20

Clearly the driver of Minnesota’s outperformance compared to Michigan (and the country) in real private sector employment earnings per capita came from knowledge-based services. Knowledge-based services account for 72 percent of Minnesota’s real private sector employment earnings growth and nearly half (46 percent) the state’s per capita income growth from 1990-2011. The data are clear: The absolute and relative increase in employment earnings per capita in knowledgebased services is a combination of strong job growth and the fact is this sector is now the high wage sector of the American economy. Knowledge-based services now are the center of mass middle class American jobs. The lesson Michigan needs to learn is also clear: The places that are doing best today and almost certainly will do the best in the future are those states and regions that are concentrated in knowledge-based services, not factories or any other sectors of the economy. The only exception, as noted before, is those who benefit from high energy prices. Jobs in manufacturing are experiencing a long-term structural decline that almost certainly is irreversible. The sector no longer is the source of mass middle class jobs—because manufacturing wages and benefits no longer carry the premium they did decades ago compared to the rest of the economy, and because the sector will continue to employ a far smaller proportion of the American economy, despite temporary business cycle-related employment gains. As work done in factories has declined what has grown are services, both in absolute and relative terms. This is particularly true in what we call knowledge-based services: health care and social assistance; information; finance and insurance; professional services, and management of companies. It is almost certain that—predominantly because of globalization and technology—the path back to a prosperous Michigan depends on growth in knowledge-based services. Those sectors are now, and are likely to be even more so in the future, the core of realizing the more and better jobs Governor Rick Snyder has rightly identified as the state‘s economic goal.

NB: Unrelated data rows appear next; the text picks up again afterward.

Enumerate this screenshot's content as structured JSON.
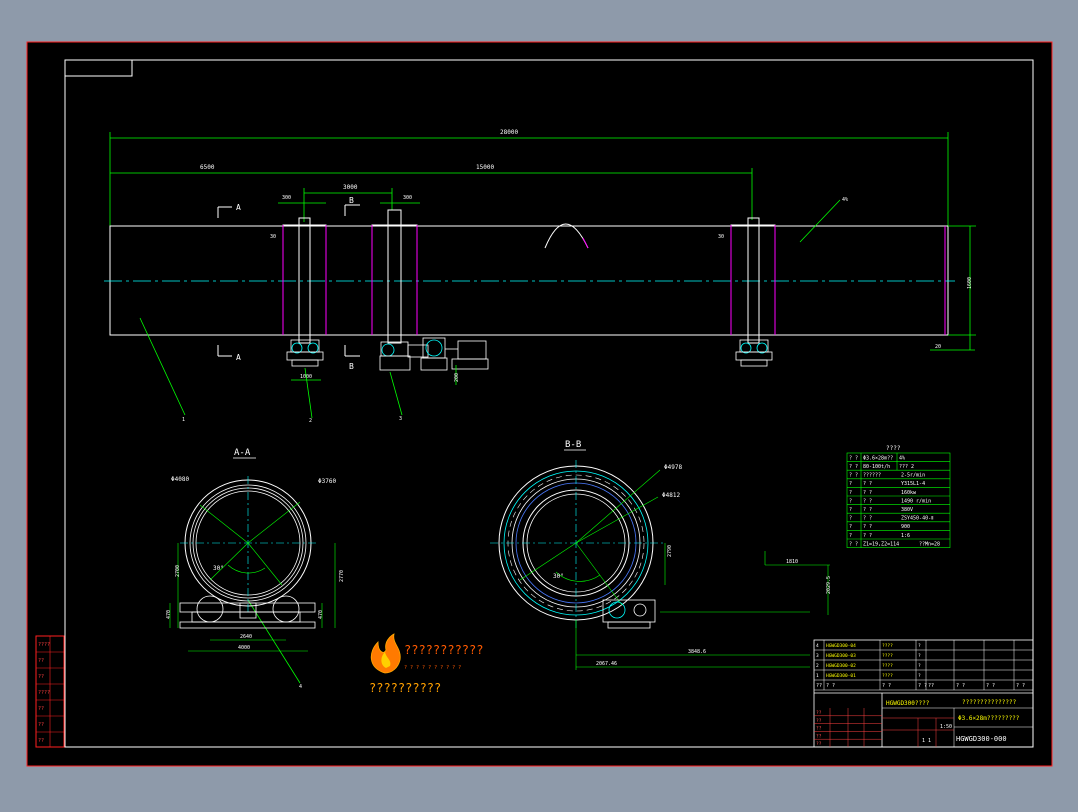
{
  "colors": {
    "background": "#8e9aaa",
    "sheet": "#000000",
    "frame": "#ff0000",
    "line": "#ffffff",
    "dim": "#00ff00",
    "accent": "#00ffff",
    "text_yellow": "#ffff00",
    "magenta": "#ff00ff",
    "blue": "#4b7bff",
    "orange": "#ff8c00"
  },
  "dimensions": {
    "overall": "28000",
    "left_end": "6500",
    "span": "15000",
    "tyre_gap": "3000",
    "tyre_w1": "300",
    "tyre_w2": "300",
    "tyre_h_left": "30",
    "tyre_h_right": "30",
    "diameter": "1600",
    "bottom_off": "20",
    "base_w": "1000",
    "drive_h": "200",
    "slope": "4%"
  },
  "section_marks": {
    "a": "A",
    "b": "B"
  },
  "leaders": {
    "l1": "1",
    "l2": "2",
    "l3": "3",
    "l4": "4",
    "l5": "4%"
  },
  "views": {
    "aa": {
      "title": "A-A",
      "d_outer": "Φ4080",
      "d_inner": "Φ3760",
      "angle": "30°",
      "height_left": "2700",
      "height_right": "2770",
      "side_left": "470",
      "side_right": "470",
      "width_1": "2640",
      "width_2": "4000"
    },
    "bb": {
      "title": "B-B",
      "d_outer": "Φ4978",
      "d_inner": "Φ4812",
      "angle": "30°",
      "dim_h": "2790",
      "dim_right": "2029.5",
      "dim_top": "1810",
      "dim_b1": "2067.46",
      "dim_b2": "3848.6"
    }
  },
  "logo": {
    "caption_1": "???????????",
    "caption_2": "?  ?  ?  ?  ?  ?  ?  ?  ?  ?",
    "caption_3": "??????????"
  },
  "spec_table": {
    "title": "????",
    "rows": [
      [
        "? ?",
        "Φ3.6×28m??",
        "4%"
      ],
      [
        "? ?",
        "80-100t/h",
        "???  2"
      ],
      [
        "? ?",
        "??????",
        "2-5r/min"
      ],
      [
        "?",
        "? ?",
        "Y315L1-4"
      ],
      [
        "?",
        "? ?",
        "160kw"
      ],
      [
        "?",
        "? ?",
        "1490 r/min"
      ],
      [
        "?",
        "? ?",
        "380V"
      ],
      [
        "?",
        "? ?",
        "ZSY450-40-Ⅱ"
      ],
      [
        "?",
        "? ?",
        "900"
      ],
      [
        "?",
        "? ?",
        "1:6"
      ],
      [
        "? ?",
        "Z1=19,Z2=114",
        "??Mn=28"
      ]
    ]
  },
  "title_block": {
    "parts": [
      [
        "4",
        "HGWGD300-04",
        "????",
        "?"
      ],
      [
        "3",
        "HGWGD300-03",
        "????",
        "?"
      ],
      [
        "2",
        "HGWGD300-02",
        "????",
        "?"
      ],
      [
        "1",
        "HGWGD300-01",
        "????",
        "?"
      ]
    ],
    "header": [
      "??",
      "?  ?",
      "?  ?",
      "?  ?",
      "??",
      "?  ?",
      "?  ?",
      "?  ?"
    ],
    "company": "???????????????",
    "product": "HGWGD300????",
    "drawing_name": "Φ3.6×28m?????????",
    "drawing_no": "HGWGD300-000",
    "scale": "1:50",
    "sheet": "1  1",
    "sign_rows": [
      "??",
      "??",
      "??",
      "??",
      "??"
    ]
  },
  "left_strip": [
    "????",
    "??",
    "??",
    "????",
    "??",
    "??",
    "??"
  ]
}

21

The places that are doing best today and almost certainly will do the best in the future are those states and regions that are concentrated in knowledge-based services, not factories or any other sectors of the economy. 22

About Michigan Future Michigan Future’s mission is to be a source of new ideas on how Michigan can succeed as a world class community in a knowledge-driven economy. Its work is funded by Michigan foundations.

www.michiganfuture.org 23

THE NEW PATH TO PROSPERITY: LESSONS FOR MICHIGAN FROM TWO DECADES OF ECONOMIC CHANGE

Michigan Future, Inc. P.O. Box 130416 Ann Arbor, MI 48813 Phone: 734.747.8120 www.michiganfuture.org


The New Path to Prosperity: Lessons for Michigan from Two Decades of Economic Change